▸ **Your assignment**
Each line of the data that mentions the string "image" needs to be identified and copied.

• • • •

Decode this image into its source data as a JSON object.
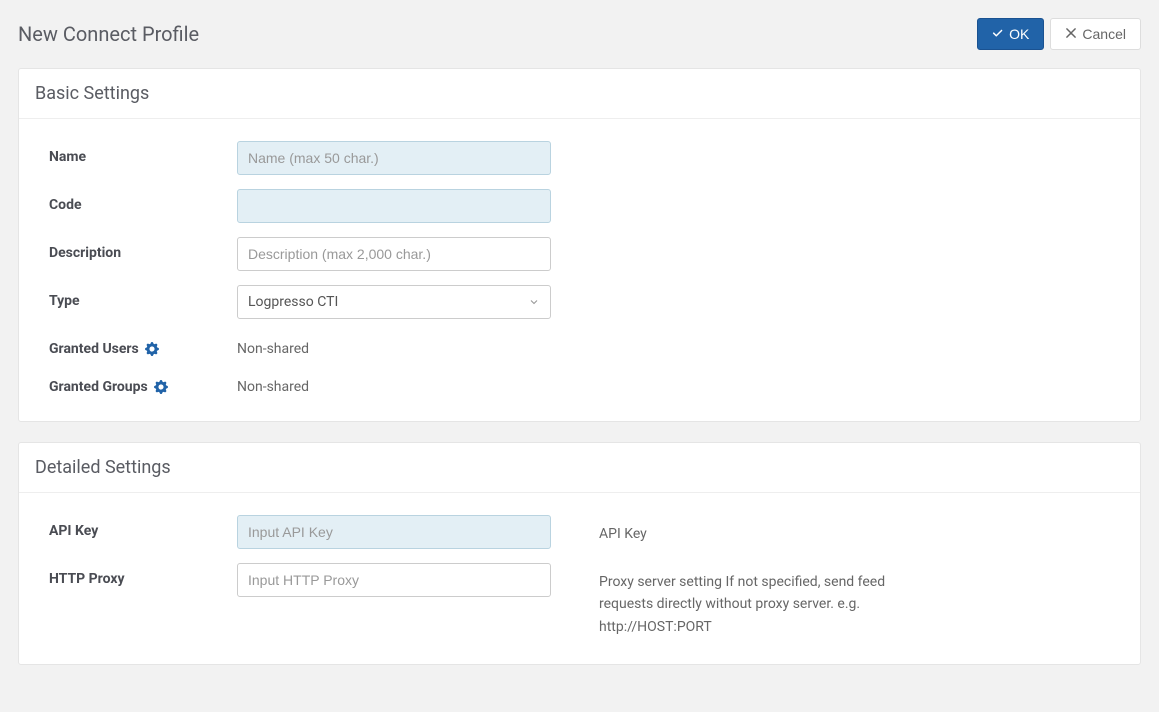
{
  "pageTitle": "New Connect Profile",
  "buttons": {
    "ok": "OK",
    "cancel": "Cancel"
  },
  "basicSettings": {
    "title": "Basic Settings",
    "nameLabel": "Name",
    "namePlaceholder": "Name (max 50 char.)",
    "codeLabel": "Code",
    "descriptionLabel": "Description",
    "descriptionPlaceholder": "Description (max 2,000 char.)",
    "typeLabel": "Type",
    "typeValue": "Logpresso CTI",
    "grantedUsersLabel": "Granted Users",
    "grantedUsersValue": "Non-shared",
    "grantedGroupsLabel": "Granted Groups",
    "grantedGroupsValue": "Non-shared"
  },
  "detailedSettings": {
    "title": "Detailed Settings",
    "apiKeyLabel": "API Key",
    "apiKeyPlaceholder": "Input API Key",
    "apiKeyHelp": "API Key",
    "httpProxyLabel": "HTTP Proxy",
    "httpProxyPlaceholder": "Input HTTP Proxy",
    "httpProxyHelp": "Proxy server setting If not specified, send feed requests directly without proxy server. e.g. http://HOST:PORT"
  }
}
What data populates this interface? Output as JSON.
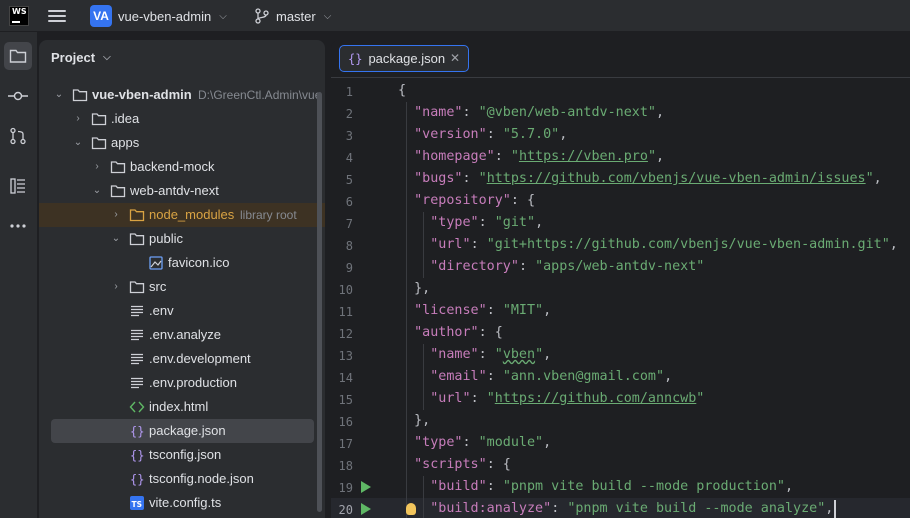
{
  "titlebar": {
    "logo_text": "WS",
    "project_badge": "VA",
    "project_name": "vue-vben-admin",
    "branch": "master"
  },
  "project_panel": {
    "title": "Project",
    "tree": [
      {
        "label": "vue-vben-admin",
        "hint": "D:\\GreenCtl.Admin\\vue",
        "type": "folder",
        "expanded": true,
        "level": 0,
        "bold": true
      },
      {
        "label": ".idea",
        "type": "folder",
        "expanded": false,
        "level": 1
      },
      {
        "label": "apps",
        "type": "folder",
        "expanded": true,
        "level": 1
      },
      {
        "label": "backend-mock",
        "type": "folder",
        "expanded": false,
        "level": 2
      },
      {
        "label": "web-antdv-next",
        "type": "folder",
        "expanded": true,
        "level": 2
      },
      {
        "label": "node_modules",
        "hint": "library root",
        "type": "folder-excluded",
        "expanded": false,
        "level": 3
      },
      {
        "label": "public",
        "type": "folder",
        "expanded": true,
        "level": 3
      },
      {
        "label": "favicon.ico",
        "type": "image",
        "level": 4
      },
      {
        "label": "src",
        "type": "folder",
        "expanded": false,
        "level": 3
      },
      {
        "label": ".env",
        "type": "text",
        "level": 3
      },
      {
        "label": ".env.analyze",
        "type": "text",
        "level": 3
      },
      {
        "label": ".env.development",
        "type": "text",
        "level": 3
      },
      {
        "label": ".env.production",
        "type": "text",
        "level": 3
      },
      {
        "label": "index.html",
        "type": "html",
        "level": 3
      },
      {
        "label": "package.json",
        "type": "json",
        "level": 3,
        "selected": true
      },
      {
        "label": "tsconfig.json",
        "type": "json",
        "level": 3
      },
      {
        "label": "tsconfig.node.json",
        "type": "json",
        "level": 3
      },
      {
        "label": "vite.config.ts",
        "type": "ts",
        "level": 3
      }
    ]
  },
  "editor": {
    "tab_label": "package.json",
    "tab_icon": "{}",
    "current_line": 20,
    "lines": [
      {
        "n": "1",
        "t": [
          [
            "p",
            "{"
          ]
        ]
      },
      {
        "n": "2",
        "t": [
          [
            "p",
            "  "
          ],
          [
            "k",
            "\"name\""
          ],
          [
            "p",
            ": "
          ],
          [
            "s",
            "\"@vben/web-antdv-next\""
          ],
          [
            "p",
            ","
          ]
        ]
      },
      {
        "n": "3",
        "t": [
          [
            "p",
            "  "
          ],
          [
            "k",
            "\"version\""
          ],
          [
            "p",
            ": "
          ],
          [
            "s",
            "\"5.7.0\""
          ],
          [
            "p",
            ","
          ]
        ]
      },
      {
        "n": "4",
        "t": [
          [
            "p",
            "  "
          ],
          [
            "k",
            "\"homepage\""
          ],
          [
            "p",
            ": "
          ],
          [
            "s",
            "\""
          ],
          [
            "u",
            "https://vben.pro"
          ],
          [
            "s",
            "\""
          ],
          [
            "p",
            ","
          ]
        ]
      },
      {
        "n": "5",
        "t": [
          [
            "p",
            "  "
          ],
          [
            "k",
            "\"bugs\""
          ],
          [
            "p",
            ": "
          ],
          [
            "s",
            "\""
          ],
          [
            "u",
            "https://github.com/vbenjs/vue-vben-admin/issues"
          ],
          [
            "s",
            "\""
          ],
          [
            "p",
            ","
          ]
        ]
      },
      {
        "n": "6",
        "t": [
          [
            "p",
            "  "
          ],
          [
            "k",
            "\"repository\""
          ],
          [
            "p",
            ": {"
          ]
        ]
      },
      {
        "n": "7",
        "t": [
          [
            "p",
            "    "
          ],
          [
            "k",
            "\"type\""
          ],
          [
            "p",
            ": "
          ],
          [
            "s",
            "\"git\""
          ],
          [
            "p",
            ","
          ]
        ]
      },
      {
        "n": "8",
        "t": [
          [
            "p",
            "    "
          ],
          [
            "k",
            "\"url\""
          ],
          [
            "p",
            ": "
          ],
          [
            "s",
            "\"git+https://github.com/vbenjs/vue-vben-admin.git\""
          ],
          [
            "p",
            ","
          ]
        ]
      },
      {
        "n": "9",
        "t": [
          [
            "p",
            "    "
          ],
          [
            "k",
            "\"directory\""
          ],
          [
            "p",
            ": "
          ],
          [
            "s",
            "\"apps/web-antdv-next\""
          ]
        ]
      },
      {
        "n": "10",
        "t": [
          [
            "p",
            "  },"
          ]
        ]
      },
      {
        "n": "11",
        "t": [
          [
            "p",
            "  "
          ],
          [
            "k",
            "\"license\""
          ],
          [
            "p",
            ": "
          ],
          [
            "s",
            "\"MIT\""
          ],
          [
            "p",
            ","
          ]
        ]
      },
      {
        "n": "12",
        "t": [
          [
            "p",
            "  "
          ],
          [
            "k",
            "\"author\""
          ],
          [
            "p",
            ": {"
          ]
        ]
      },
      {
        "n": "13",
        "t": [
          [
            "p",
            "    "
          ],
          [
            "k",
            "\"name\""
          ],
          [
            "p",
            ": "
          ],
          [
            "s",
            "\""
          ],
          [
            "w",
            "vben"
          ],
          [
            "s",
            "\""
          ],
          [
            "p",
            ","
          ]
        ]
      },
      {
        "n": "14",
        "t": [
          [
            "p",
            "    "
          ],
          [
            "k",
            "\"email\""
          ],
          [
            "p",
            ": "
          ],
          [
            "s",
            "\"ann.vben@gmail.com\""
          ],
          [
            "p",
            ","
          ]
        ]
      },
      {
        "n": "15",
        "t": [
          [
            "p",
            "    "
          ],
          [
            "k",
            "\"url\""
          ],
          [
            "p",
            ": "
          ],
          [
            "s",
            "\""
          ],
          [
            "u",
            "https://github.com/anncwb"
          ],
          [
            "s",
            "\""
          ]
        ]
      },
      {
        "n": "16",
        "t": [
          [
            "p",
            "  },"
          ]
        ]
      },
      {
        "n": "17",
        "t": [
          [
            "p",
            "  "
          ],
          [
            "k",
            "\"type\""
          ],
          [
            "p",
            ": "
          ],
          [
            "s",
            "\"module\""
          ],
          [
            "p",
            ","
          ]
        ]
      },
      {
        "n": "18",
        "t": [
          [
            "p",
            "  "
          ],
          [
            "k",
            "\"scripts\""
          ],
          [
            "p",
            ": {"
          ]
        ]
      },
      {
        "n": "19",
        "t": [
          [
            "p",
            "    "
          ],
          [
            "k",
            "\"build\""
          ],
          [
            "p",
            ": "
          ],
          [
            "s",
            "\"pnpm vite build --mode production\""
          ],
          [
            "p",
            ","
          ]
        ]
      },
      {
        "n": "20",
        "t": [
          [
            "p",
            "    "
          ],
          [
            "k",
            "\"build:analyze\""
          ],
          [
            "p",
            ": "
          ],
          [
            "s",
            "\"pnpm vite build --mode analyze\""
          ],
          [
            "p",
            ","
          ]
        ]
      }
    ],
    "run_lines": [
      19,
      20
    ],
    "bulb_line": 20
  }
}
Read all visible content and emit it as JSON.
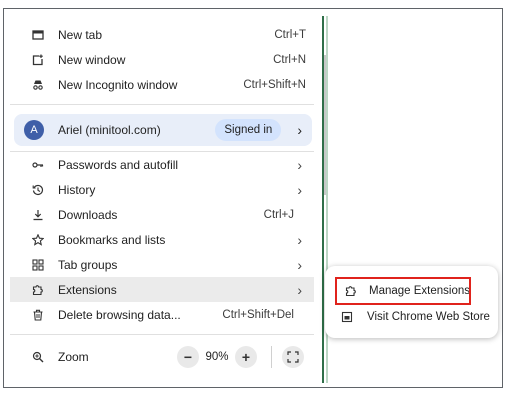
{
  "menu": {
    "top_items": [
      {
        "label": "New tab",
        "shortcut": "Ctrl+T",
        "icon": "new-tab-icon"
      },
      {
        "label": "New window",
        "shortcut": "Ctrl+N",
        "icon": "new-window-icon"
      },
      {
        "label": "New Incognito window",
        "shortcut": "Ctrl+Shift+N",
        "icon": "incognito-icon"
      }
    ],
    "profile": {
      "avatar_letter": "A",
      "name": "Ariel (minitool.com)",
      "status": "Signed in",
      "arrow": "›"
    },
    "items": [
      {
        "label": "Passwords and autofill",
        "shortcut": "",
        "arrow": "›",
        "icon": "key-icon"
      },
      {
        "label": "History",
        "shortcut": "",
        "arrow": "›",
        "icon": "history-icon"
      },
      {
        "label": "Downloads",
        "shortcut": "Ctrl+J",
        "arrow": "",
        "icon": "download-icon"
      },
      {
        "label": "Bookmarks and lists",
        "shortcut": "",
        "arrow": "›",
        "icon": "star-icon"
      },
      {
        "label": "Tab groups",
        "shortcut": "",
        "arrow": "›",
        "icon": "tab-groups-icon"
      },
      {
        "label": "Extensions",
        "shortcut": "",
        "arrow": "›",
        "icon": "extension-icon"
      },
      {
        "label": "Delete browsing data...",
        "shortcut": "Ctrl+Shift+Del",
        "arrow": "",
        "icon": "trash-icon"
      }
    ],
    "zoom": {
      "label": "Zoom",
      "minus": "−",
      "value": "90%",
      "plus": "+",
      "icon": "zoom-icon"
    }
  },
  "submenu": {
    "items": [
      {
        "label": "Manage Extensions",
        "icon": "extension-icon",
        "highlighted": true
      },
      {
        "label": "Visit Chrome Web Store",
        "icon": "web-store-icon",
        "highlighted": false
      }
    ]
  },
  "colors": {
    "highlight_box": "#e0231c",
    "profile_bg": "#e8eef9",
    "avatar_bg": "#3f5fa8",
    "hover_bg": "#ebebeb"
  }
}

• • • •

▸ **Written response**
Decode this image into its source data as a JSON object.
        "type": "image",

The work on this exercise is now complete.